The King's Centre is currently working in partnership with Thomson Reuters, an agreement which has given us access to use the full range of data from Reuters Fundamentals and Reuters Estimates, for academic research on a number of our projects.

  Global Quantitative Research

Nomura's European quantitative research team supports the Centre for Financial Grid Computing and is working with the Centre on specific applications that will benefit from the high performance capabilities of a grid network.

Computational Financial Mathematics at King's College London

The research into financial grid computing is one of many threads of research carried out by the financial mathematics group. A major topic of interest is the mathematics and computation of dependency. The world's financial institutions are linked by a complex network of financial arrangements creating a highly dependent structure where an event in one part of the system can have profound consequences elsewhere. The risk position of one entity in the network can rarely be modelled in isolation, and more frequently requires extensive computation within models that take into account the relationship with many other entities in the network. This is one of many natural applications of grid computation. Other grid computation projects of interest include

Monte Carlo simulation for financial contracts

Risk calculations for large and complex portfolios

Solution of partial differential equations for contract valuation

Portfolio and basket optimization

Factor analysis and searching

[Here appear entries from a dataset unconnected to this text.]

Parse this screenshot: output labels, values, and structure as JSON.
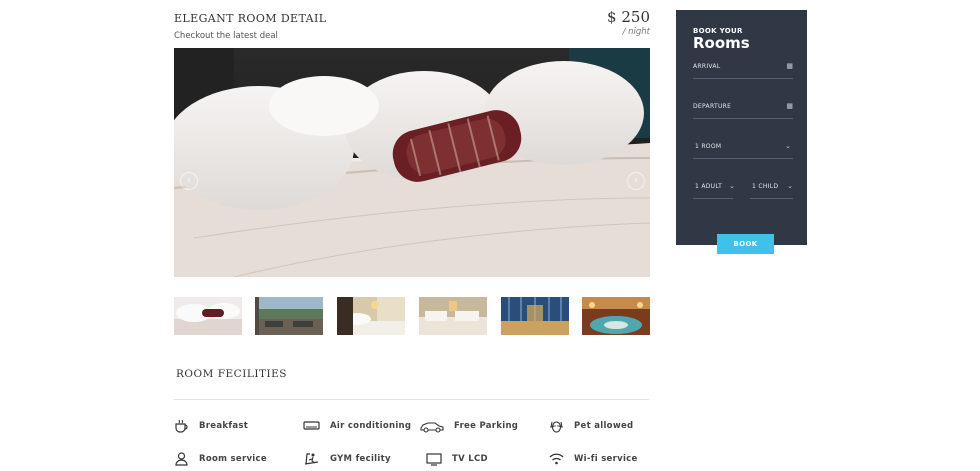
{
  "room": {
    "title": "ELEGANT ROOM DETAIL",
    "subtitle": "Checkout the latest deal",
    "price": "$ 250",
    "per": "/ night"
  },
  "gallery": {
    "prev_icon": "chevron-left-icon",
    "next_icon": "chevron-right-icon",
    "thumbnails": [
      "bed-with-pillow",
      "outdoor-lounge",
      "bedroom-lamp",
      "twin-bedroom",
      "hotel-atrium",
      "lobby-fountain"
    ]
  },
  "facilities": {
    "title": "ROOM FECILITIES",
    "items": [
      {
        "label": "Breakfast",
        "icon": "coffee-cup-icon"
      },
      {
        "label": "Air conditioning",
        "icon": "air-conditioner-icon"
      },
      {
        "label": "Free Parking",
        "icon": "car-icon"
      },
      {
        "label": "Pet allowed",
        "icon": "dog-icon"
      },
      {
        "label": "Room service",
        "icon": "person-icon"
      },
      {
        "label": "GYM fecility",
        "icon": "treadmill-icon"
      },
      {
        "label": "TV LCD",
        "icon": "tv-icon"
      },
      {
        "label": "Wi-fi service",
        "icon": "wifi-icon"
      }
    ]
  },
  "booking": {
    "title_small": "BOOK YOUR",
    "title_big": "Rooms",
    "arrival": "ARRIVAL",
    "departure": "DEPARTURE",
    "rooms": "1 ROOM",
    "adults": "1 ADULT",
    "children": "1 CHILD",
    "book": "BOOK",
    "calendar_icon": "calendar-icon",
    "dropdown_icon": "chevron-down-icon"
  }
}
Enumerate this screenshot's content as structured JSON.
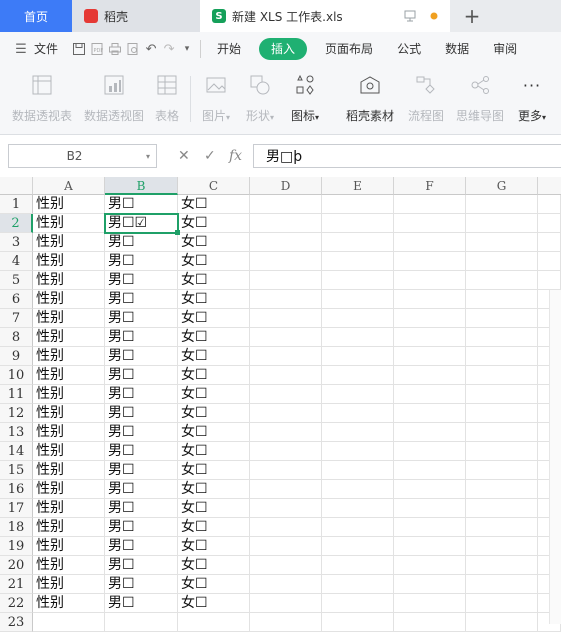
{
  "tabs": {
    "home": "首页",
    "daoke": "稻壳",
    "file": "新建 XLS 工作表.xls"
  },
  "menu": {
    "file": "文件",
    "items": [
      "开始",
      "插入",
      "页面布局",
      "公式",
      "数据",
      "审阅"
    ],
    "active": "插入"
  },
  "ribbon": [
    {
      "label": "数据透视表",
      "icon": "pivot-table-icon",
      "enabled": false
    },
    {
      "label": "数据透视图",
      "icon": "pivot-chart-icon",
      "enabled": false
    },
    {
      "label": "表格",
      "icon": "table-icon",
      "enabled": false
    },
    {
      "label": "图片",
      "icon": "picture-icon",
      "enabled": false,
      "dropdown": true
    },
    {
      "label": "形状",
      "icon": "shape-icon",
      "enabled": false,
      "dropdown": true
    },
    {
      "label": "图标",
      "icon": "icon-library-icon",
      "enabled": true,
      "dropdown": true
    },
    {
      "label": "稻壳素材",
      "icon": "daoke-material-icon",
      "enabled": true
    },
    {
      "label": "流程图",
      "icon": "flowchart-icon",
      "enabled": false
    },
    {
      "label": "思维导图",
      "icon": "mindmap-icon",
      "enabled": false
    },
    {
      "label": "更多",
      "icon": "more-icon",
      "enabled": true,
      "dropdown": true
    }
  ],
  "formula_bar": {
    "cell_ref": "B2",
    "value": "男□þ"
  },
  "columns": [
    "A",
    "B",
    "C",
    "D",
    "E",
    "F",
    "G"
  ],
  "selected_column": "B",
  "selected_row": 2,
  "rows": [
    {
      "n": "1",
      "a": "性别",
      "b": "男☐",
      "c": "女☐"
    },
    {
      "n": "2",
      "a": "性别",
      "b": "男☐☑",
      "c": "女☐"
    },
    {
      "n": "3",
      "a": "性别",
      "b": "男☐",
      "c": "女☐"
    },
    {
      "n": "4",
      "a": "性别",
      "b": "男☐",
      "c": "女☐"
    },
    {
      "n": "5",
      "a": "性别",
      "b": "男☐",
      "c": "女☐"
    },
    {
      "n": "6",
      "a": "性别",
      "b": "男☐",
      "c": "女☐"
    },
    {
      "n": "7",
      "a": "性别",
      "b": "男☐",
      "c": "女☐"
    },
    {
      "n": "8",
      "a": "性别",
      "b": "男☐",
      "c": "女☐"
    },
    {
      "n": "9",
      "a": "性别",
      "b": "男☐",
      "c": "女☐"
    },
    {
      "n": "10",
      "a": "性别",
      "b": "男☐",
      "c": "女☐"
    },
    {
      "n": "11",
      "a": "性别",
      "b": "男☐",
      "c": "女☐"
    },
    {
      "n": "12",
      "a": "性别",
      "b": "男☐",
      "c": "女☐"
    },
    {
      "n": "13",
      "a": "性别",
      "b": "男☐",
      "c": "女☐"
    },
    {
      "n": "14",
      "a": "性别",
      "b": "男☐",
      "c": "女☐"
    },
    {
      "n": "15",
      "a": "性别",
      "b": "男☐",
      "c": "女☐"
    },
    {
      "n": "16",
      "a": "性别",
      "b": "男☐",
      "c": "女☐"
    },
    {
      "n": "17",
      "a": "性别",
      "b": "男☐",
      "c": "女☐"
    },
    {
      "n": "18",
      "a": "性别",
      "b": "男☐",
      "c": "女☐"
    },
    {
      "n": "19",
      "a": "性别",
      "b": "男☐",
      "c": "女☐"
    },
    {
      "n": "20",
      "a": "性别",
      "b": "男☐",
      "c": "女☐"
    },
    {
      "n": "21",
      "a": "性别",
      "b": "男☐",
      "c": "女☐"
    },
    {
      "n": "22",
      "a": "性别",
      "b": "男☐",
      "c": "女☐"
    },
    {
      "n": "23",
      "a": "",
      "b": "",
      "c": ""
    }
  ],
  "colors": {
    "accent_green": "#1fa068",
    "home_tab_blue": "#3d7bf7",
    "insert_tab_green": "#1fb072",
    "unsaved_dot": "#f0a020"
  }
}
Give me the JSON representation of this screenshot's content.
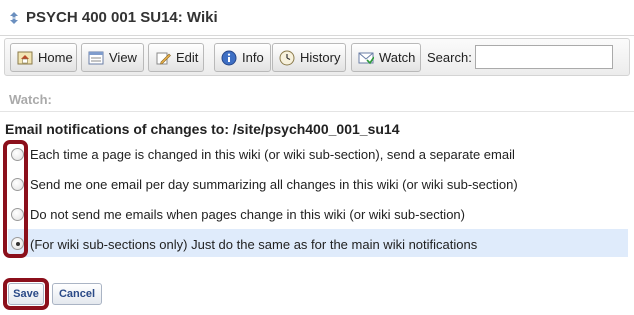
{
  "app": {
    "title": "PSYCH 400 001 SU14: Wiki"
  },
  "toolbar": {
    "buttons": [
      {
        "label": "Home",
        "icon": "home-icon"
      },
      {
        "label": "View",
        "icon": "view-icon"
      },
      {
        "label": "Edit",
        "icon": "edit-icon"
      },
      {
        "label": "Info",
        "icon": "info-icon"
      },
      {
        "label": "History",
        "icon": "history-icon"
      },
      {
        "label": "Watch",
        "icon": "watch-icon"
      }
    ],
    "search_label": "Search:",
    "search_value": ""
  },
  "watch": {
    "label": "Watch:"
  },
  "notifications": {
    "heading": "Email notifications of changes to: /site/psych400_001_su14",
    "options": [
      {
        "label": "Each time a page is changed in this wiki (or wiki sub-section), send a separate email",
        "checked": false
      },
      {
        "label": "Send me one email per day summarizing all changes in this wiki (or wiki sub-section)",
        "checked": false
      },
      {
        "label": "Do not send me emails when pages change in this wiki (or wiki sub-section)",
        "checked": false
      },
      {
        "label": "(For wiki sub-sections only) Just do the same as for the main wiki notifications",
        "checked": true
      }
    ]
  },
  "actions": {
    "save_label": "Save",
    "cancel_label": "Cancel"
  },
  "colors": {
    "highlight": "#8b0f1b",
    "selected_row": "#dfebfb",
    "button_text": "#2b4a87"
  }
}
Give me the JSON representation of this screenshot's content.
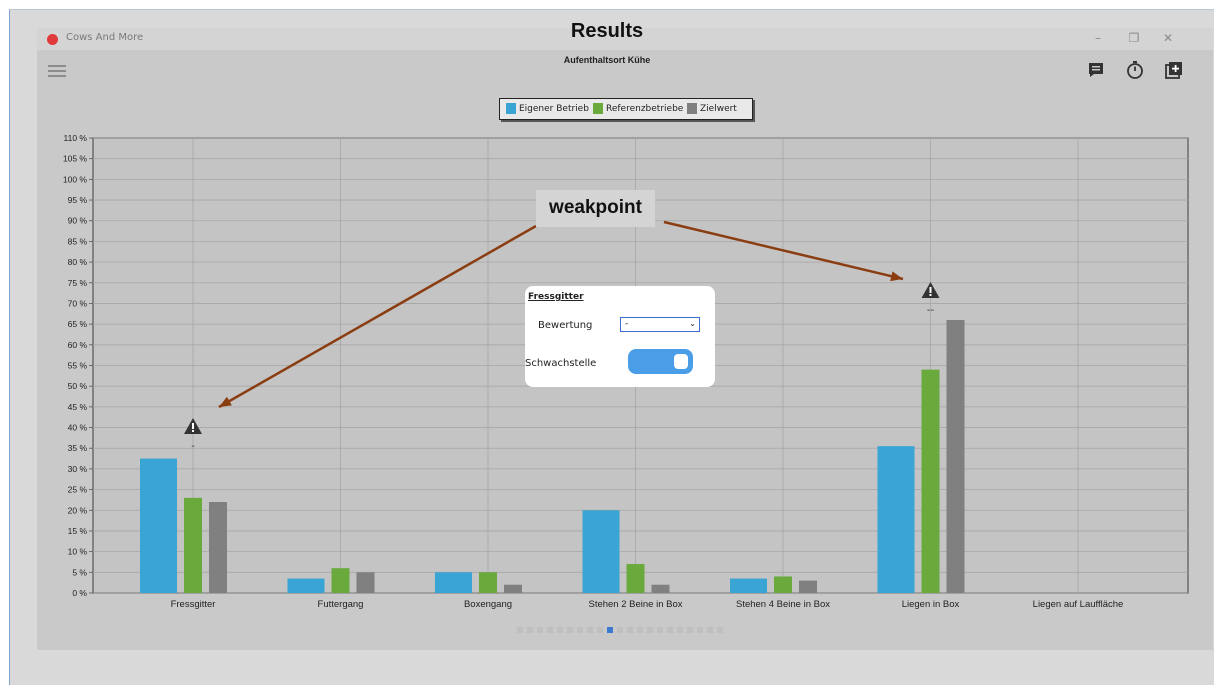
{
  "overlay": {
    "results_title": "Results",
    "weakpoint_label": "weakpoint"
  },
  "window": {
    "app_title": "Cows And More",
    "controls": {
      "minimize": "–",
      "restore": "❐",
      "close": "✕"
    }
  },
  "toolbar": {
    "icons": [
      "menu-icon",
      "comment-icon",
      "stopwatch-icon",
      "add-chart-icon"
    ]
  },
  "chart_data": {
    "type": "bar",
    "title": "Aufenthaltsort Kühe",
    "categories": [
      "Fressgitter",
      "Futtergang",
      "Boxengang",
      "Stehen 2 Beine in Box",
      "Stehen 4 Beine in Box",
      "Liegen in Box",
      "Liegen auf Lauffläche"
    ],
    "series": [
      {
        "name": "Eigener Betrieb",
        "color": "#3aa4d4",
        "values": [
          32.5,
          3.5,
          5,
          20,
          3.5,
          35.5,
          0
        ]
      },
      {
        "name": "Referenzbetriebe",
        "color": "#6aaa3c",
        "values": [
          23,
          6,
          5,
          7,
          4,
          54,
          0
        ]
      },
      {
        "name": "Zielwert",
        "color": "#808080",
        "values": [
          22,
          5,
          2,
          2,
          3,
          66,
          0
        ]
      }
    ],
    "ylim": [
      0,
      110
    ],
    "yticks": [
      "0 %",
      "5 %",
      "10 %",
      "15 %",
      "20 %",
      "25 %",
      "30 %",
      "35 %",
      "40 %",
      "45 %",
      "50 %",
      "55 %",
      "60 %",
      "65 %",
      "70 %",
      "75 %",
      "80 %",
      "85 %",
      "90 %",
      "95 %",
      "100 %",
      "105 %",
      "110 %"
    ],
    "grid": true,
    "legend_position": "top-center",
    "warnings": [
      {
        "category": "Fressgitter",
        "icon": "warning-icon",
        "mark": "-"
      },
      {
        "category": "Liegen in Box",
        "icon": "warning-icon",
        "mark": "--"
      }
    ]
  },
  "popup": {
    "title": "Fressgitter",
    "rating_label": "Bewertung",
    "rating_value": "-",
    "weakpoint_label": "Schwachstelle",
    "weakpoint_on": true
  },
  "pager": {
    "total": 21,
    "active": 10
  }
}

The Financial Mathematics Group at King's College London hosts a weekly seminar attended by both academics and practitioners in the city of London, runs a large and successful MSc programme, and works with other colleges in the University of London running Computational Finance classes for PhD students within the London Graduate School in Mathematical Finance for PhD students.